Recently, I helped a friend draft a letter to her child's elementary school principal about food restrictions relating to the "peanut responsible" classroom to which her child had been assigned. In short, my friend believed, among other things, it was unfair that her child, if he brought a snack containing nuts to school, would have to sit in the hall during snack time.
Of course, I have compassion for the children and the families of the children who suffer from severe allergies. The son of a very close friend/fraternity brother has a peanut allergy and it’s a colossal burden for my friend and his wife. I’ve seen the lengths they’ve gone to insure their son doesn’t eat foods that he isn’t certain are peanut free. But, they have taken personal responsibility for their child, as I believe should we for ours.
Feel free to use this slightly edited version of the letter should you find yourself and your child, contrary to your wishes, in a peanut responsible/free classroom.
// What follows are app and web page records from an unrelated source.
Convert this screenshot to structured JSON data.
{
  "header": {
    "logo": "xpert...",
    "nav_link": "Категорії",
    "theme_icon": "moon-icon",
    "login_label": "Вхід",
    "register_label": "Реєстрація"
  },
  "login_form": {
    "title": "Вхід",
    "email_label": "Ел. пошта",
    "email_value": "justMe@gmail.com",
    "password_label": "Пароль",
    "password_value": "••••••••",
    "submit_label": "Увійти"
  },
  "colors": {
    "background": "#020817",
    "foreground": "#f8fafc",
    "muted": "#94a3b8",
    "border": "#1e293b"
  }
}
Adapt it to your own needs and circumstances.
Dear School Principal:
While I am empathetic to the plight of children afflicted with peanut and other food allergies, I am concerned about my children participating in a “peanut responsible/free” class for a number of reasons.
First, part of my children’s responsibilities is making the lunches for school. This is not only a learning opportunity for my children, but it is also a time saver for me, a single father. Considering all of my other parenting responsibilities and knowing my children are well able to handle making lunches, I will almost certainly not be able to check my children’s lunches each day for nuts before they get on the bus.
Second, nut based snacks are extremely healthy, and contain protein and minerals not commonly found in other foods. Granola bars and other snacks containing nuts are a healthy part of my family’s diet and I’m not willing to eliminate those snacks from my children’s lunches.
Finally, granola bars and other snacks that do not contain nuts are often significantly more expensive. Even if those other snacks did provide the nutritional benefits that peanuts and other nuts do, the additional cost for those snacks would place an unnecessary and unacceptable burden on my family’s budget.
Please note, it is not acceptable for my child to sit in the hallway, segregated from the rest of the class, during snack time. I believe that snack time, like (hopefully) every other minute of the school day, is an opportunity for learning. No child should be subject to that ostracism.
Concluding, I want to reiterate my empathy for children and the families of children who have food allergies. Still, the responsibility for managing those allergies is, frankly, that of the family of the child who has the allergies. It is unfair to burden the other 23 families in the class. As such, please either move my out of the peanut free class or move the child who has the allergy. Thank you.
A Concerned Single Dad
For more information about the peanut responsible/free classroom issue, check out this great blog post from the Ridgewood-GlenRock Patch Blog, "Glen Rock Parents Nuts Over Proposed Peanut Ban" and the Huff Parents Blog, "Food Allergies: Doctors Disagree on Peanut-Free Schools/Classrooms Plus Talk on Bullying."